Don’t let the cold weather get you down! The Chesapeake Bay watershed has plenty of activities and beauty to experience even when it seems impossible to leave the house. Check out a few ways to break your cabin fever.

1. Visit a Maritime Museum:

There are plenty of Maritime Museums within the watershed that are open year round. Maritime Museums are a great way to see all the joys that the Chesapeake has to offer — for example, explore the exhibit on oystering at the Chesapeake Bay Maritime Museum in St. Michael’s Maryland, or check out what they are working on at the boat shop at the Havre de Grace Maritime Museum. In addition to the Maritime Museums in Havre de Grace and St. Michaels, there is also the Annapolis Maritime Museum and the Calvert Marine Museum in Maryland, as well as the Deltaville Maritime Museum in Virginia.

Havre de Grace Decoy Museum (Photo by Chesapeake Bay Program)

2. Look at Winter Wildlife

Brave the outdoors by going to one of the national wildlife refuges open year round to see some of the magical sights of Chesapeake wildlife in winter. Assateague Island National Seashore located in Berlin, MD is open 24/7, stopping nobody from checking out the famous wild ponies even if there is snow. Blackwater National Wildlife Refuge located near Cambridge, MD was creating in 1933 as a waterfowl sanctuary for birds. Check out the beautiful scenery and winter birds while it is less crowded in the winter.

Blackwater National Wildlife Refuge in Dorchester County, Md. (Photo by Chesapeake Bay Program)

3. Explore Touristy Towns

If you are someone who doesn’t enjoy crowds, but loves to see new places, consider visiting one of the many cute and normally touristy towns in the Chesapeake Bay watershed. For example, St. Michaels, MD along with the Maritime Museum has great restaurants, a brewery, winery, and distillery to try, as well as a main street full of local shops and galleries. Other small water towns to consider in Maryland include, Easton, Oxford, Cambridge, Chesapeake City, and Havre De Grace. On the Virginia coast there is Cape Charles, Norfolk, Onancock, Smithfield, Yorktown, as well as many other activity filled towns. In Pennsylvania there are a great collection of small historic towns along the Susquehanna, including Lancaster, Lititz, Wrightsville, Renovo, Lewisburg, and Wyalusing.
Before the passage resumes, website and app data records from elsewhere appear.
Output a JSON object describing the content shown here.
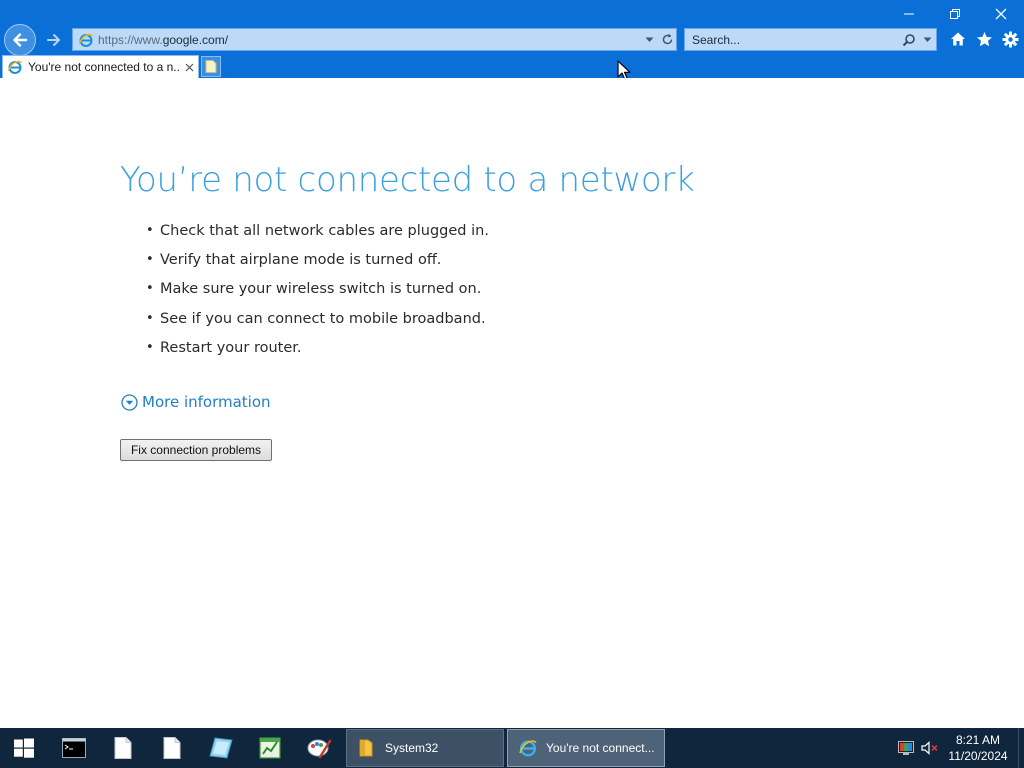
{
  "browser": {
    "window_controls": {
      "minimize": "–",
      "restore": "❐",
      "close": "✕"
    },
    "address": {
      "prefix": "https://www.",
      "host": "google.com/"
    },
    "search": {
      "placeholder": "Search..."
    },
    "tab": {
      "title": "You're not connected to a n..."
    },
    "toolbar": {
      "icons": [
        "home-icon",
        "favorites-star-icon",
        "tools-gear-icon"
      ]
    }
  },
  "page": {
    "heading": "You’re not connected to a network",
    "tips": [
      "Check that all network cables are plugged in.",
      "Verify that airplane mode is turned off.",
      "Make sure your wireless switch is turned on.",
      "See if you can connect to mobile broadband.",
      "Restart your router."
    ],
    "more_information": "More information",
    "fix_button": "Fix connection problems"
  },
  "taskbar": {
    "pinned": [
      "command-prompt-icon",
      "blank-document-icon",
      "blank-document-icon",
      "notepad-tablet-icon",
      "spreadsheet-icon",
      "paint-icon"
    ],
    "tasks": [
      {
        "label": "System32",
        "icon": "folder-icon"
      },
      {
        "label": "You're not connect...",
        "icon": "internet-explorer-icon"
      }
    ],
    "clock": {
      "time": "8:21 AM",
      "date": "11/20/2024"
    }
  },
  "colors": {
    "chrome_blue": "#0a6fd6",
    "heading_blue": "#3aa0df",
    "link_blue": "#1f7fc7",
    "taskbar": "#10263d"
  }
}
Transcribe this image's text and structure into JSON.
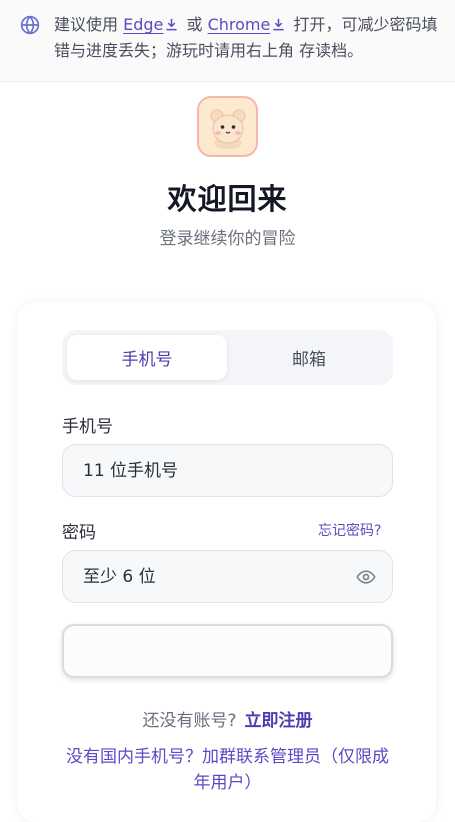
{
  "notice": {
    "prefix": "建议使用",
    "edge_link": "Edge",
    "or": "或",
    "chrome_link": "Chrome",
    "suffix": "打开，可减少密码填错与进度丢失；游玩时请用右上角 存读档。"
  },
  "header": {
    "title": "欢迎回来",
    "subtitle": "登录继续你的冒险"
  },
  "tabs": [
    {
      "label": "手机号",
      "active": true
    },
    {
      "label": "邮箱",
      "active": false
    }
  ],
  "form": {
    "phone_label": "手机号",
    "phone_placeholder": "11 位手机号",
    "password_label": "密码",
    "forgot_label": "忘记密码?",
    "password_placeholder": "至少 6 位"
  },
  "footer": {
    "no_account": "还没有账号?",
    "register": "立即注册",
    "contact": "没有国内手机号？加群联系管理员（仅限成年用户）"
  },
  "colors": {
    "accent": "#5b4bc4",
    "field_bg": "#f7f8fa",
    "logo_bg": "#fde9cf"
  }
}
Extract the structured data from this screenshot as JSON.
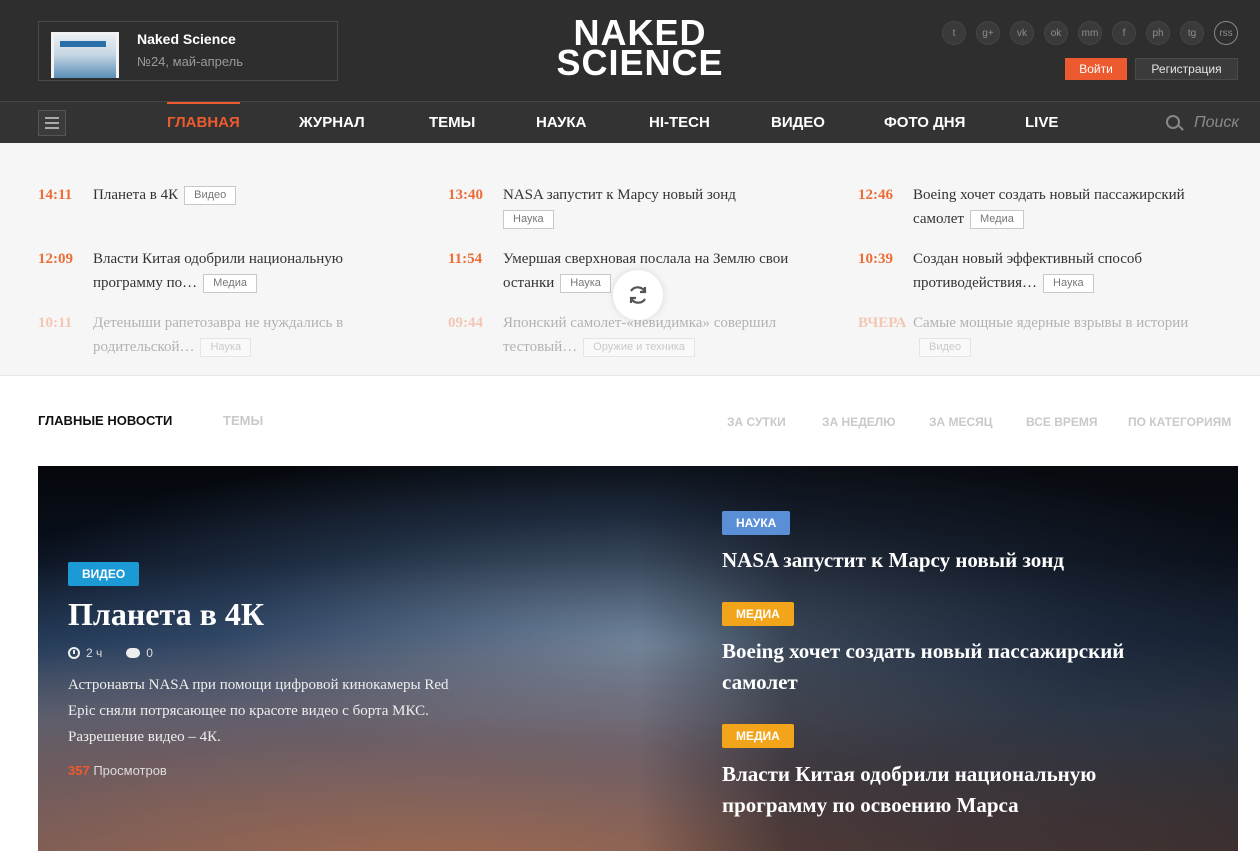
{
  "header": {
    "magazine": {
      "title": "Naked Science",
      "issue": "№24, май-апрель"
    },
    "logo": {
      "line1": "NAKED",
      "line2": "SCIENCE"
    },
    "socials": [
      "t",
      "g+",
      "vk",
      "ok",
      "mm",
      "f",
      "ph",
      "tg",
      "rss"
    ],
    "login_label": "Войти",
    "register_label": "Регистрация"
  },
  "nav": {
    "items": [
      "ГЛАВНАЯ",
      "ЖУРНАЛ",
      "ТЕМЫ",
      "НАУКА",
      "HI-TECH",
      "ВИДЕО",
      "ФОТО ДНЯ",
      "LIVE"
    ],
    "search_placeholder": "Поиск"
  },
  "ticker": [
    {
      "time": "14:11",
      "title": "Планета в 4К",
      "tag": "Видео"
    },
    {
      "time": "13:40",
      "title": "NASA запустит к Марсу новый зонд",
      "tag": "Наука"
    },
    {
      "time": "12:46",
      "title": "Boeing хочет создать новый пассажирский самолет",
      "tag": "Медиа"
    },
    {
      "time": "12:09",
      "title": "Власти Китая одобрили национальную программу по…",
      "tag": "Медиа"
    },
    {
      "time": "11:54",
      "title": "Умершая сверхновая послала на Землю свои останки",
      "tag": "Наука"
    },
    {
      "time": "10:39",
      "title": "Создан новый эффективный способ противодействия…",
      "tag": "Наука"
    },
    {
      "time": "10:11",
      "title": "Детеныши рапетозавра не нуждались в родительской…",
      "tag": "Наука"
    },
    {
      "time": "09:44",
      "title": "Японский самолет-«невидимка» совершил тестовый…",
      "tag": "Оружие и техника"
    },
    {
      "time": "ВЧЕРА",
      "title": "Самые мощные ядерные взрывы в истории",
      "tag": "Видео"
    }
  ],
  "tabs": {
    "main": "ГЛАВНЫЕ НОВОСТИ",
    "themes": "ТЕМЫ",
    "filters": [
      "ЗА СУТКИ",
      "ЗА НЕДЕЛЮ",
      "ЗА МЕСЯЦ",
      "ВСЕ ВРЕМЯ",
      "ПО КАТЕГОРИЯМ"
    ]
  },
  "hero": {
    "category": "ВИДЕО",
    "title": "Планета в 4К",
    "time_ago": "2 ч",
    "comments": "0",
    "description": "Астронавты NASA при помощи цифровой кинокамеры Red Epic сняли потрясающее по красоте видео с борта МКС. Разрешение видео – 4К.",
    "views_count": "357",
    "views_label": "Просмотров",
    "side": [
      {
        "category": "НАУКА",
        "title": "NASA запустит к Марсу новый зонд"
      },
      {
        "category": "МЕДИА",
        "title": "Boeing хочет создать новый пассажирский самолет"
      },
      {
        "category": "МЕДИА",
        "title": "Власти Китая одобрили национальную программу по освоению Марса"
      }
    ]
  },
  "colors": {
    "accent": "#ee5a2f",
    "video_badge": "#1b9ad6",
    "science_badge": "#5a8fd8",
    "media_badge": "#f2a51b"
  }
}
Columbia is a town of roughly 10,000 people on the Susquehanna River in Lancaster County, Pa. (Photo by Chesapeake Bay Program/Will Parson)

 4. Winter Wonderland Hikes 

There are plenty of parks that remain open in the winter if you’re the mood for some great views and some good exercise. Catoctin Mountain Park and Cunningham Falls State Park in Thurmont, MD and Hills Creek State Park in Tioga County, PA or great places for either a winter hike or for cross country skiing. For breathtaking mountain views check out Loyalsock State Forest near Williamsport, PA or Shenandoah National Park in Front Royal, VA.

Snow covers Blue Ridge Parkway and the surrounding forest at Reeds Gap in George Washington and Jefferson National Forest in Nelson County, Va. (Photo by Chesapeake Bay Program staff Will Parson)